Martin Redrado, Argentinas former central bank
governor, has voiced concerns that his successor will use the
institution to fund development projects, instead of
concentrating on regulation and monetary policy.
His remarks came after the new central bank leadership
pointed to a wider role for the institution, and raised
questions about his tenure.
Redrado told Emerging Markets in an interview that
the new approach really shows the difference with these
people. They see the central bank as a development bank
He added: The central bank should create rules and
regulations, but then the rest is up to the private sector.
If you really want to support the productive sector,
you need a development bank. If you want to give subsidized
loans to different groups, you have to do it with fiscal
resources. There is no free lunch in the economy.
A central bank official who works with Mercedes Marco del
Pont, the new governor, told Emerging Markets that the
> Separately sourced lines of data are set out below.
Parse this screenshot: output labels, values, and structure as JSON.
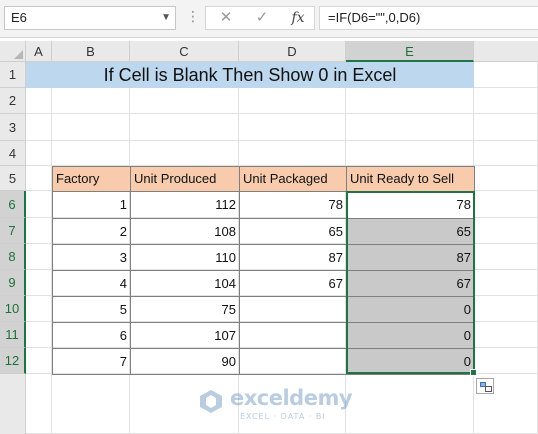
{
  "formula_bar": {
    "name_box": "E6",
    "dropdown_icon": "chevron-down-icon",
    "dots": "⋮",
    "cancel_symbol": "✕",
    "enter_symbol": "✓",
    "fx_label": "fx",
    "formula": "=IF(D6=\"\",0,D6)"
  },
  "columns": [
    "A",
    "B",
    "C",
    "D",
    "E"
  ],
  "rows": [
    "1",
    "2",
    "3",
    "4",
    "5",
    "6",
    "7",
    "8",
    "9",
    "10",
    "11",
    "12"
  ],
  "title": "If Cell is Blank Then Show 0 in Excel",
  "table": {
    "headers": [
      "Factory",
      "Unit Produced",
      "Unit Packaged",
      "Unit Ready to Sell"
    ],
    "rows": [
      [
        "1",
        "112",
        "78",
        "78"
      ],
      [
        "2",
        "108",
        "65",
        "65"
      ],
      [
        "3",
        "110",
        "87",
        "87"
      ],
      [
        "4",
        "104",
        "67",
        "67"
      ],
      [
        "5",
        "75",
        "",
        "0"
      ],
      [
        "6",
        "107",
        "",
        "0"
      ],
      [
        "7",
        "90",
        "",
        "0"
      ]
    ]
  },
  "selection": {
    "active_cell": "E6",
    "range": "E6:E12"
  },
  "colors": {
    "title_fill": "#bdd7ee",
    "header_fill": "#f8cbad",
    "output_fill": "#c9c9c9",
    "selection": "#217346"
  },
  "watermark": {
    "name": "exceldemy",
    "tagline": "EXCEL · DATA · BI"
  }
}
bank will take a much more active role than it has taken
under prior leadership, and added that Marco del
Ponts approach will follow the politics of economic
development with social inclusion.
The source added: The best way to preserve the value
of money is to promote economic development, creating jobs and
increasing the capacity of the productive sector. The new
director does not have a monetary vision towards
Redrado said that this model shows they have a
misunderstanding of the role of the central bank. They will
learn soon that you cannot give money away for free.
Argentine president Cristina Fernandez de Kirchner sacked
Redrado in December after he refused to comply with an
executive decree requiring him to transfer reserves to the
Treasury to pay 2010 debt.
She replaced him with Marco del Pont, who despite solid
academic credentials has been questioned for her closeness to
Fernandez de Kirchner.
Concerns about her independence grew earlier this month when
presidential executive decrees ordering further reserves to be
transferred to the Treasury were immediately implemented.
The opposition, which now has a tenuous majority in the
Senate, has since tried to overturn the decrees and sack Marco
del Pont, but has so far failed. Earlier this month it could
not obtain the votes to remove her.
Additionally, a judge ruled last week that a bicameral
Congressional committee, assembled by the opposition in the
hope of overturning the decrees, did not have the correct
composition of members.
Former bank president Redrado also responded to criticism
that he should have done a better job handling inflation.
The power of monetary policy in a country like Argentina
is weaker than in other countries, he said.